WORK TASK - Search the records that follow and extract every line containing the string "Register".

Dataset rows describing interfaces -
★ ★ ★

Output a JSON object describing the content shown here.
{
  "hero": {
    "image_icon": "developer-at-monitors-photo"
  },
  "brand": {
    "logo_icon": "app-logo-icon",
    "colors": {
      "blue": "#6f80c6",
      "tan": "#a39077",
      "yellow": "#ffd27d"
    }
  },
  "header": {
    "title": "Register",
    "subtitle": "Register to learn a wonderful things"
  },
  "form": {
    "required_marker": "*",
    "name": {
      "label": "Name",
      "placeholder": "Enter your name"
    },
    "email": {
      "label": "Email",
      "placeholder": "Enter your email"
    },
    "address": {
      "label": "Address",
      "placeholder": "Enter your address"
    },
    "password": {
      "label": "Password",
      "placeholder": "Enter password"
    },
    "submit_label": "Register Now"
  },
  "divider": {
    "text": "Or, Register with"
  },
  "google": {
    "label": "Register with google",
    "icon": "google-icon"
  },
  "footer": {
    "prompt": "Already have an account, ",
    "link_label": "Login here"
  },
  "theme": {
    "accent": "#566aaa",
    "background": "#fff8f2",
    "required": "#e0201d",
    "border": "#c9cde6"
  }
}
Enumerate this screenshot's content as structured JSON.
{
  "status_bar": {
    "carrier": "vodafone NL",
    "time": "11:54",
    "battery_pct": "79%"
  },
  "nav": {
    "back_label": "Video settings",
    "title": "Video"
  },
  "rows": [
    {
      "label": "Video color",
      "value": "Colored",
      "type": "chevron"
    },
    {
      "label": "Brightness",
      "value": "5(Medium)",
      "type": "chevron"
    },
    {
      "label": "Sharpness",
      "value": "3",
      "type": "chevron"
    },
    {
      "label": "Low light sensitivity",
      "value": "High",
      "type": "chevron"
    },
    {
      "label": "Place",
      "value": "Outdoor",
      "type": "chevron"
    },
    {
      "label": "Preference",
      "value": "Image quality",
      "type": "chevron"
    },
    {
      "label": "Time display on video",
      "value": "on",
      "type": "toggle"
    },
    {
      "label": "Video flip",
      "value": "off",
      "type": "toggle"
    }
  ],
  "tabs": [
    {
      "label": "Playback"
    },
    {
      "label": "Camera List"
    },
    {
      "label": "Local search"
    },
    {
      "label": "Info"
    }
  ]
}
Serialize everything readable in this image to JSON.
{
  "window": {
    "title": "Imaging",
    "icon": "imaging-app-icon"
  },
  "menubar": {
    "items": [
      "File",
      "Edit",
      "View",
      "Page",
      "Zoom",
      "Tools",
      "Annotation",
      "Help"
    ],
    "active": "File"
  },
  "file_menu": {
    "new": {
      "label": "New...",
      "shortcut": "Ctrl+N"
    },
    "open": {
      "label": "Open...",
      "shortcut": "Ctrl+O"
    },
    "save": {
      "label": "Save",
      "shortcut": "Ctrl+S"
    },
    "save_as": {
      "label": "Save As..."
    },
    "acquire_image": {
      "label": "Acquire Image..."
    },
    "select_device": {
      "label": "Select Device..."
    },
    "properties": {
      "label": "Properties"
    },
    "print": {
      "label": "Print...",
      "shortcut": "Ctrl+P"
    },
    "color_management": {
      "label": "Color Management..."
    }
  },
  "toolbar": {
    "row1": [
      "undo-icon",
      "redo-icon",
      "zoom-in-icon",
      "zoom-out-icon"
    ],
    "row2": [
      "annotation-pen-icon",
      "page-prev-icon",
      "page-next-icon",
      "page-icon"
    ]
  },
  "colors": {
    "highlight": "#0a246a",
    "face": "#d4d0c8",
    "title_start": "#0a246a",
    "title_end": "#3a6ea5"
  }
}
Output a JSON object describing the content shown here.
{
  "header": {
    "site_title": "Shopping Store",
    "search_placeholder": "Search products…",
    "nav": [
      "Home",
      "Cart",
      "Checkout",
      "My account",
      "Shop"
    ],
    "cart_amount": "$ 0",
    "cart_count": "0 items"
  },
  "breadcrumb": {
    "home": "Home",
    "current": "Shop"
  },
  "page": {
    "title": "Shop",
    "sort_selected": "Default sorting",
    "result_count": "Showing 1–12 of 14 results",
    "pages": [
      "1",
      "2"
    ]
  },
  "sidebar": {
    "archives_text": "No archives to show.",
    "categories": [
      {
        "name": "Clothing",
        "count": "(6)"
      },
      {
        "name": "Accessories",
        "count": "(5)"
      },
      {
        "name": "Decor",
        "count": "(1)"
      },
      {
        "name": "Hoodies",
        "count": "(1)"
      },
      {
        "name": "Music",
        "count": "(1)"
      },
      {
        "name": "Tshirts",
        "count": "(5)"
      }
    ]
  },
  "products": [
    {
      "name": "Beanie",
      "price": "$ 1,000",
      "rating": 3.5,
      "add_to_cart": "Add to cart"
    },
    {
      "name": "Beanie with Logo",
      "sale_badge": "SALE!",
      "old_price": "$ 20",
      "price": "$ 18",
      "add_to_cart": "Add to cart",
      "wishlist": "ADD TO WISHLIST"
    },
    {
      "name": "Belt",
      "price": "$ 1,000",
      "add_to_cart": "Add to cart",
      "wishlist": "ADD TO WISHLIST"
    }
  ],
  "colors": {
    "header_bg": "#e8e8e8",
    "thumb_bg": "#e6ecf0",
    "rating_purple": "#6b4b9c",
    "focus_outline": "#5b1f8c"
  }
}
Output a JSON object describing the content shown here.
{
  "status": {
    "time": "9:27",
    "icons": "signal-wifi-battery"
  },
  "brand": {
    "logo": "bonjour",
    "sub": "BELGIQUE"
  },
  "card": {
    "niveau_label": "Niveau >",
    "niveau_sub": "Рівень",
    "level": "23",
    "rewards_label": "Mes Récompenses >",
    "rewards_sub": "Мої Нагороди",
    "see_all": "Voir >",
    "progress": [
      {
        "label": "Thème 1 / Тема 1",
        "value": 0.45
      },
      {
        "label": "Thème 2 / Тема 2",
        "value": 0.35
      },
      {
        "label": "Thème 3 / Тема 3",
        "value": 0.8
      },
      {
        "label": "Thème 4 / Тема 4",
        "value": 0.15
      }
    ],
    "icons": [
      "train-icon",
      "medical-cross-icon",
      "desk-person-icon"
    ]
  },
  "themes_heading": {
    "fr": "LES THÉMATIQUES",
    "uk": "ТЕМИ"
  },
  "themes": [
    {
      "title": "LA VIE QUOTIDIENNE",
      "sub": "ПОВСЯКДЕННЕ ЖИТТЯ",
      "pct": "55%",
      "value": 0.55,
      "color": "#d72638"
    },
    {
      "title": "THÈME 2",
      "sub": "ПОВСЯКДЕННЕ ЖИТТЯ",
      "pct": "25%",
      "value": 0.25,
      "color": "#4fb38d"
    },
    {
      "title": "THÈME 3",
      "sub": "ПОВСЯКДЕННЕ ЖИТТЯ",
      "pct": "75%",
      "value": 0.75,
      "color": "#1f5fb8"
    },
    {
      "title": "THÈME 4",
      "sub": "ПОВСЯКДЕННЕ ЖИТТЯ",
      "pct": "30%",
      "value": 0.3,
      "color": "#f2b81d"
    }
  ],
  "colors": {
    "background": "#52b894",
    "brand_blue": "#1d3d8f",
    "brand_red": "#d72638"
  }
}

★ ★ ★

OUTPUT BELOW -
    "title": "Register",
    "subtitle": "Register to learn a wonderful things"
    "submit_label": "Register Now"
    "text": "Or, Register with"
    "label": "Register with google",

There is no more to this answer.